In most of the folk tales, the hero is often a hard worker who uses his cattle (wealth) to support his kin, the poor, and the studious. The hero for a young girl is the mother figure, who is affectionate and toiling constantly for her family. When misfortune strikes, she cries out with tears and with protest, but her love and efforts never flag.
There were good and bad storytellers. A good one could tell the same story over and over again and it would always be fresh to us children. A good storyteller could repeat a story told by someone else and make it more alive and dramatic. The real differences were in the use of words and images, in the inflection of voices, the affecting of different tones, and the way the story related to real human experiences.
Thus, I learned to value words for their meaning and nuance. Language was not a mere string of words. It had a suggestive power well beyond the immediate and lexical meaning. My appreciation of the suggestive, magical power of language was reinforced by the games I played with words through riddles, proverbs, transpositions of syllables, or nonsensical but musically arranged words. I understood that language had a beauty of its own, and also that it was the carrier of my culture, a culture of dignity and human complexity. Language, through images and symbols, gave me a view of my world. At the time, our home, the field, the cattle camps, and the River Nile were my pre-primary learning institutions, but to me, what is important here is that the language of my evening lessons, the language of my immediate and wider community, and the language of our work in the fields and the cattle camps was one.
The social structure I grew up in is that of an extended family. Individuals in the Nilotic society find themselves governed by fixed family relationships that are determined by custom. All relationships are defined first by bloodline, then by the distinction between senior and junior status. The elders have the knowledge and the right to take the lead. The young must listen, learn, and obey.
The relationship between the father and the child is the most important of all the kinship relationships, for it is through the father that the blood of the family descends. The relationship with the mother is broader. It includes not only the biological mother but stepmothers as well. As a child, I received the same kind of motherly care from all my father’s wives, yet there were distinct differences when it came to the reality of the whole stratum of the family. The children of the same mother are known as a cieng (a household). The children of the same father identify themselves by referring to their biological mother.

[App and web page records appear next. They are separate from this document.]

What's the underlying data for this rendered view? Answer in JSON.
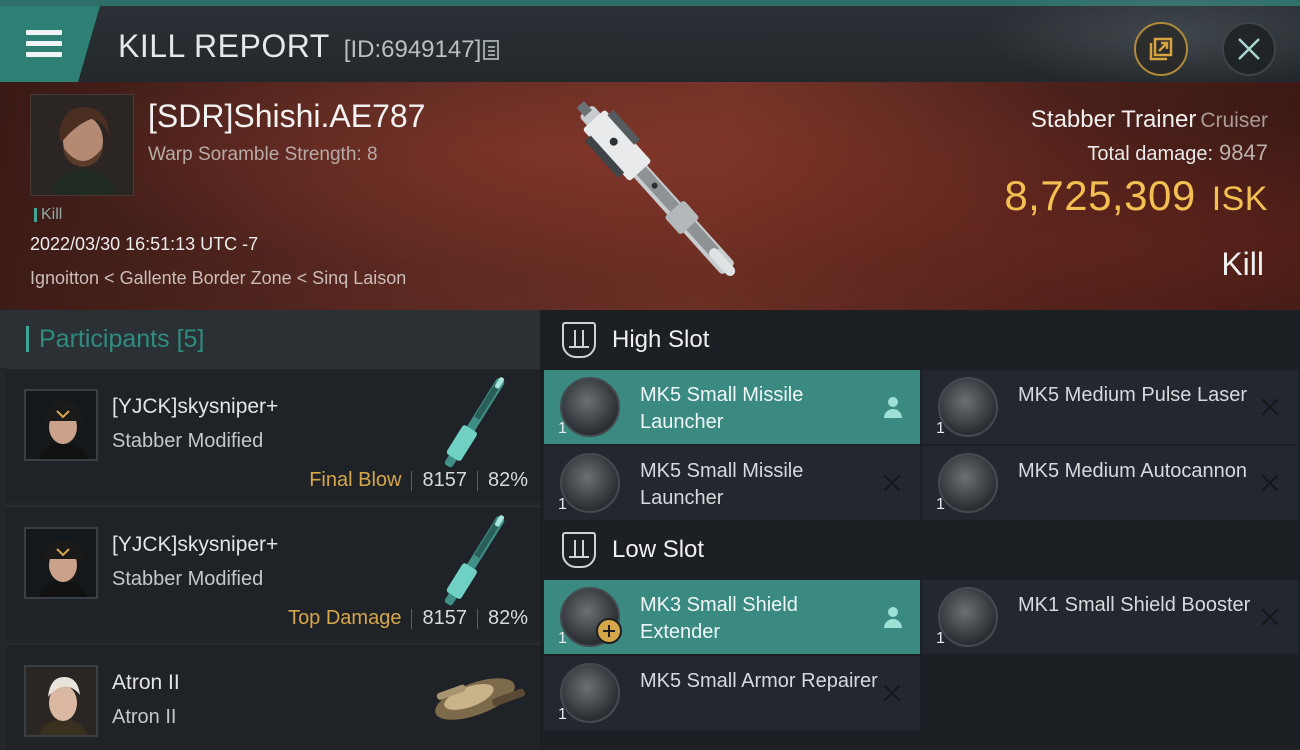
{
  "header": {
    "title": "KILL REPORT",
    "report_id": "[ID:6949147]"
  },
  "victim": {
    "name": "[SDR]Shishi.AE787",
    "scramble": "Warp Soramble Strength: 8",
    "kill_tag": "Kill",
    "datetime": "2022/03/30 16:51:13 UTC -7",
    "location": "Ignoitton < Gallente Border Zone < Sinq Laison",
    "ship_name": "Stabber Trainer",
    "ship_class": "Cruiser",
    "total_damage_label": "Total damage:",
    "total_damage": "9847",
    "isk_value": "8,725,309",
    "isk_unit": "ISK",
    "result": "Kill"
  },
  "participants": {
    "label": "Participants",
    "count": "[5]",
    "items": [
      {
        "name": "[YJCK]skysniper+",
        "ship": "Stabber Modified",
        "tag": "Final Blow",
        "damage": "8157",
        "percent": "82%"
      },
      {
        "name": "[YJCK]skysniper+",
        "ship": "Stabber Modified",
        "tag": "Top Damage",
        "damage": "8157",
        "percent": "82%"
      },
      {
        "name": "Atron II",
        "ship": "Atron II",
        "tag": "",
        "damage": "",
        "percent": ""
      }
    ]
  },
  "fitting": {
    "high_slot": {
      "label": "High Slot",
      "modules": [
        {
          "name": "MK5 Small Missile Launcher",
          "qty": "1",
          "action": "person-icon",
          "highlighted": true
        },
        {
          "name": "MK5 Medium Pulse Laser",
          "qty": "1",
          "action": "close-icon",
          "highlighted": false
        },
        {
          "name": "MK5 Small Missile Launcher",
          "qty": "1",
          "action": "close-icon",
          "highlighted": false
        },
        {
          "name": "MK5 Medium Autocannon",
          "qty": "1",
          "action": "close-icon",
          "highlighted": false
        }
      ]
    },
    "low_slot": {
      "label": "Low Slot",
      "modules": [
        {
          "name": "MK3 Small Shield Extender",
          "qty": "1",
          "action": "person-icon",
          "highlighted": true
        },
        {
          "name": "MK1 Small Shield Booster",
          "qty": "1",
          "action": "close-icon",
          "highlighted": false
        },
        {
          "name": "MK5 Small Armor Repairer",
          "qty": "1",
          "action": "close-icon",
          "highlighted": false
        }
      ]
    }
  },
  "colors": {
    "accent_teal": "#3a8a82",
    "isk_gold": "#f4c052",
    "tag_gold": "#d6a74a"
  }
}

Paternal uncles and aunts are part of the extended family. They are expected to respond to the demands of a brother’s children and give them what they want or need, as their father would do. The paternal uncle has the same rights over the children as does their father, and it is he who must provide socially and economically for the child if the father dies. The bonds uniting the paternal cluster of relatives are thus very tight. The children are obligated to express equal respect for all senior members of the father-clan.